Probably my biggest knock on Splice is in its promotion. Once again it seems Hollywood really has no idea what the film is really about. Promoted as a horror film which it is anything but, nor is it truly a sci fi film, although it flirts heavily with that genre. Splice is more of a character study on Polley, and to a lesser extent Brody's characters. The ethics and morality of creating life is only touched on superficially. More time is spent dwelling on Elsa's messed up childhood and her attempt to be a good mother to Dren. Elsa's mother brings to mind the mother of Carrie White's mother from Carrie. The film would have been stronger if it had dove deeper into the mind of Elsa. As it is it feels like we scratch the surface of an interesting story, then veers away.
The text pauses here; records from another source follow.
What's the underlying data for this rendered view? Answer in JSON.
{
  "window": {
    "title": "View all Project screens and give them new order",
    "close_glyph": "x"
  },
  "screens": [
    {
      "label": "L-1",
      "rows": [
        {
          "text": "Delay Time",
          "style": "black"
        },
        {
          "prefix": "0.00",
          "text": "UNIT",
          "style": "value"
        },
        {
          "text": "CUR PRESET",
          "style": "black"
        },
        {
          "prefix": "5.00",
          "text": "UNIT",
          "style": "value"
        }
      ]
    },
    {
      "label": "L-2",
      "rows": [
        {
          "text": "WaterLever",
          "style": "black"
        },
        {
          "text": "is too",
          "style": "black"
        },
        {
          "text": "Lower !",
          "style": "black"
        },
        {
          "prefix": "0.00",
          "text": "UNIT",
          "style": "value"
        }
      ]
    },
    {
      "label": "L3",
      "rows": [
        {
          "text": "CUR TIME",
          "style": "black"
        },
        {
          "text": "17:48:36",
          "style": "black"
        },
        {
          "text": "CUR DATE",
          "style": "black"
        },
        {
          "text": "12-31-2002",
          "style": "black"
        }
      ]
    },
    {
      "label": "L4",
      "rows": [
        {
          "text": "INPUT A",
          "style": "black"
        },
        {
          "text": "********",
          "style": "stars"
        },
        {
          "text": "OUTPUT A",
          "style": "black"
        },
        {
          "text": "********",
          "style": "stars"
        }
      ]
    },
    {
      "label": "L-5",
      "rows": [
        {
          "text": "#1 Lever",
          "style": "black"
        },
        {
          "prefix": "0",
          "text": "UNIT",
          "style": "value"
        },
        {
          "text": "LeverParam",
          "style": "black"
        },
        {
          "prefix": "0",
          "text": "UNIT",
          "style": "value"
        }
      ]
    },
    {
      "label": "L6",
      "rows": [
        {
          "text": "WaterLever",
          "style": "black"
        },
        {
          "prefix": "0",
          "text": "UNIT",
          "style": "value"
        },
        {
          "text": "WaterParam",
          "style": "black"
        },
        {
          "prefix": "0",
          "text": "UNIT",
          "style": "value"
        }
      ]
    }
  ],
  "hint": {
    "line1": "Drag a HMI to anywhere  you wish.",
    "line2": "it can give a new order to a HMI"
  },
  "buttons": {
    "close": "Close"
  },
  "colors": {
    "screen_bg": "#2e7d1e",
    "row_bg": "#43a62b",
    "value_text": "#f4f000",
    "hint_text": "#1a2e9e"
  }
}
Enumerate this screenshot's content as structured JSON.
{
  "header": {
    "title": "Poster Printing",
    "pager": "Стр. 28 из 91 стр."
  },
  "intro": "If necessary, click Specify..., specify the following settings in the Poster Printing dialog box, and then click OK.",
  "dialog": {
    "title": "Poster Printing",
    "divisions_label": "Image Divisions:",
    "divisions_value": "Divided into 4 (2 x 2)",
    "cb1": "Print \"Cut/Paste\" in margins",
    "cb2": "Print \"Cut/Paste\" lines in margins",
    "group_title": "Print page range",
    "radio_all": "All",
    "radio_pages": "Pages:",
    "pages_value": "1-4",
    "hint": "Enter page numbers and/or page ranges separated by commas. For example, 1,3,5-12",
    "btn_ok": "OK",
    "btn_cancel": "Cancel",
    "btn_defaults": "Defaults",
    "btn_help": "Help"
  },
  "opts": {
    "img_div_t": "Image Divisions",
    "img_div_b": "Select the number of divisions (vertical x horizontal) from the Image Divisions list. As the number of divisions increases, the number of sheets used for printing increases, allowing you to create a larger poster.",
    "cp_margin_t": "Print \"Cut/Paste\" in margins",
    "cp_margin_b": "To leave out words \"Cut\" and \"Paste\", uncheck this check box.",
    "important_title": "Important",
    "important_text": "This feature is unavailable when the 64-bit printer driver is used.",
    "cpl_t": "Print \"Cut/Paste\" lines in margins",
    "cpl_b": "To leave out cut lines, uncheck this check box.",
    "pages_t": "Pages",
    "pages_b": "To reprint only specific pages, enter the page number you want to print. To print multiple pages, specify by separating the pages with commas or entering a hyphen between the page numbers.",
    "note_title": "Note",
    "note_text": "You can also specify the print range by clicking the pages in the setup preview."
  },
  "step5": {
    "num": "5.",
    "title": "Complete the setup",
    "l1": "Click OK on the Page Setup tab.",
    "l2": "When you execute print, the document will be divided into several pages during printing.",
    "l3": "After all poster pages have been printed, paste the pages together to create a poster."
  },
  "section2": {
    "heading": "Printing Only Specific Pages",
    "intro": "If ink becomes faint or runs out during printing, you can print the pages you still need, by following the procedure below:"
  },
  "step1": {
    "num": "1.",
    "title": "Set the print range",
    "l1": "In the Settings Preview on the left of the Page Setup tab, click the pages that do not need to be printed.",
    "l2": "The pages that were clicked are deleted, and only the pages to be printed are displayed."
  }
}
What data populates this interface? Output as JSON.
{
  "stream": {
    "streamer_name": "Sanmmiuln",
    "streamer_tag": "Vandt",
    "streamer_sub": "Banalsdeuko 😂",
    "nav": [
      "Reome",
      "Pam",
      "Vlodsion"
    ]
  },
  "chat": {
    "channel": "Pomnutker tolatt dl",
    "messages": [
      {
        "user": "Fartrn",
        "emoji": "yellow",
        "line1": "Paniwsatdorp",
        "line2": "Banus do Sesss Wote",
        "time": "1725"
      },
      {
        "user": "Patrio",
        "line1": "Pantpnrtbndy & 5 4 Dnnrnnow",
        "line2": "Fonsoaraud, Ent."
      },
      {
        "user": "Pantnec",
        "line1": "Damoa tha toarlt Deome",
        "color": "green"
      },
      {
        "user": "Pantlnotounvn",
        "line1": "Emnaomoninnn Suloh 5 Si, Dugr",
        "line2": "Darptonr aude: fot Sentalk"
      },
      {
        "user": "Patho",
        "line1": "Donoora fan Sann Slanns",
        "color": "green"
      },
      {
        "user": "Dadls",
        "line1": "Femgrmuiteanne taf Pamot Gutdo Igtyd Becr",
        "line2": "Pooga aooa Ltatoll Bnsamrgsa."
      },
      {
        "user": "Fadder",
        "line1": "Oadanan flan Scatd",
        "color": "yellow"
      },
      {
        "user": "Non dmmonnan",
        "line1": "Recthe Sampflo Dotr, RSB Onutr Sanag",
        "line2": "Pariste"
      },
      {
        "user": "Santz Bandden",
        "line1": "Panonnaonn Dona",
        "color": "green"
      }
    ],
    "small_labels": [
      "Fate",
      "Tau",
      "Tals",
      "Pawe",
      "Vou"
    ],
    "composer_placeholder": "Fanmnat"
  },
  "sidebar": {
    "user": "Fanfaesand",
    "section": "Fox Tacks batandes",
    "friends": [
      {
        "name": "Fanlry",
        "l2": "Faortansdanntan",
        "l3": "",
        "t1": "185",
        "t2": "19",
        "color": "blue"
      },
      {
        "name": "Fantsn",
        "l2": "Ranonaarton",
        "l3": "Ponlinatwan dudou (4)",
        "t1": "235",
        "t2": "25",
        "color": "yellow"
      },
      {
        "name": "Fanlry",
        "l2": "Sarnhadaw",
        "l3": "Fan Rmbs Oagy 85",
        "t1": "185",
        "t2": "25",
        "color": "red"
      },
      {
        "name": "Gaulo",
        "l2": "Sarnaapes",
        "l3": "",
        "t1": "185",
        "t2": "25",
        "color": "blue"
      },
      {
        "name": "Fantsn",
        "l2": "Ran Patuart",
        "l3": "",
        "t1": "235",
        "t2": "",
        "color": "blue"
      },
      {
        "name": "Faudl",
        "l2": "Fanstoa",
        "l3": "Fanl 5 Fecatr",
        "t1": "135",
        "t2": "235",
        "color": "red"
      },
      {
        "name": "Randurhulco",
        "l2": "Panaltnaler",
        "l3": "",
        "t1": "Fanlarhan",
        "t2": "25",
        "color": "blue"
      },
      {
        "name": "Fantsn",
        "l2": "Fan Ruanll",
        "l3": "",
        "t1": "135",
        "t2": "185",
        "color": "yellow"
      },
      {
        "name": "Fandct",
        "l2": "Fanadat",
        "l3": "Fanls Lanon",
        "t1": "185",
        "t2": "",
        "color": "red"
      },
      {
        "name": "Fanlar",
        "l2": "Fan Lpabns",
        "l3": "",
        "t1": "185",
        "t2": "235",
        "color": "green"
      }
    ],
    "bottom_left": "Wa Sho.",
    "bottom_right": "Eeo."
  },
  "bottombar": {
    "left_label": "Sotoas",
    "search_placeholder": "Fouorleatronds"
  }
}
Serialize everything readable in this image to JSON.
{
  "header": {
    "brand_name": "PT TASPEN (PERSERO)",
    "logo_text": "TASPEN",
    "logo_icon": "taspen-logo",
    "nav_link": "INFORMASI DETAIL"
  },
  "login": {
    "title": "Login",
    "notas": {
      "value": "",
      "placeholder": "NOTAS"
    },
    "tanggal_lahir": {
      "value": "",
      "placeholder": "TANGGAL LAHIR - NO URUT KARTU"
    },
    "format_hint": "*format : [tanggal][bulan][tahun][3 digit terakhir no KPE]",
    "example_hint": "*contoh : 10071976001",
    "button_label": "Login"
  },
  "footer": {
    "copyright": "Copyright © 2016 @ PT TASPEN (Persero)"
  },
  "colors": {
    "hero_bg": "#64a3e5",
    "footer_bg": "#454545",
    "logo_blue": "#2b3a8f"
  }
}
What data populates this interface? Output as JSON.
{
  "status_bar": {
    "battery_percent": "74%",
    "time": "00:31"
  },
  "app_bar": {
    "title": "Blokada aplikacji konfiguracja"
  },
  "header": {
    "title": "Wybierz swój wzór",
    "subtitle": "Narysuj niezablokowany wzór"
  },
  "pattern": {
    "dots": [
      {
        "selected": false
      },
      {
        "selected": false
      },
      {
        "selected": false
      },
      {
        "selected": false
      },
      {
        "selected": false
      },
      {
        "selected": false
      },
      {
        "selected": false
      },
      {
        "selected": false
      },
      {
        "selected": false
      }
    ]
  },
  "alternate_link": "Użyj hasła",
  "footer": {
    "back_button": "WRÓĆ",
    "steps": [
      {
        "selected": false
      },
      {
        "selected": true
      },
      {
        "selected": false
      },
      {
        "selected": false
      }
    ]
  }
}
There aren't enough scares to classify it as horror and the few "horror" moments we see all seem forced. The whole poison tipped tail and predatory habits could have been dumped and the film would have been none the worse. The twist, if it was indeed meant to be a twist, was so expected, that just like the ending, I kept expecting it all through the film. Brody and especially Polley give excellent performances. Polley oozes with barely contained insanity and you expect her to blow any second. She does "lose it" but for some reason the filmmakers decided to bring her back to normalcy for no discernible reason. Sane, crazy, then she is sane again. The problem with her character is the same major problem with the film. It cannot pick a side and stay on it. It could have been an excellent science fiction film about the ethics of genetic splicing and cloning. It could have just as easily been an in depth character study on the darkness of child abuse with a sci fi setting. Instead it wants to be a little of everything.
Splice is not a great film. While I don't feel I wasted my money totally, I do feel robbed for what could have been. Some movies just seem destined to fail, this one had a chance to be great and was forced into failure. My best advice for seeing Splice? Wait for the DVD.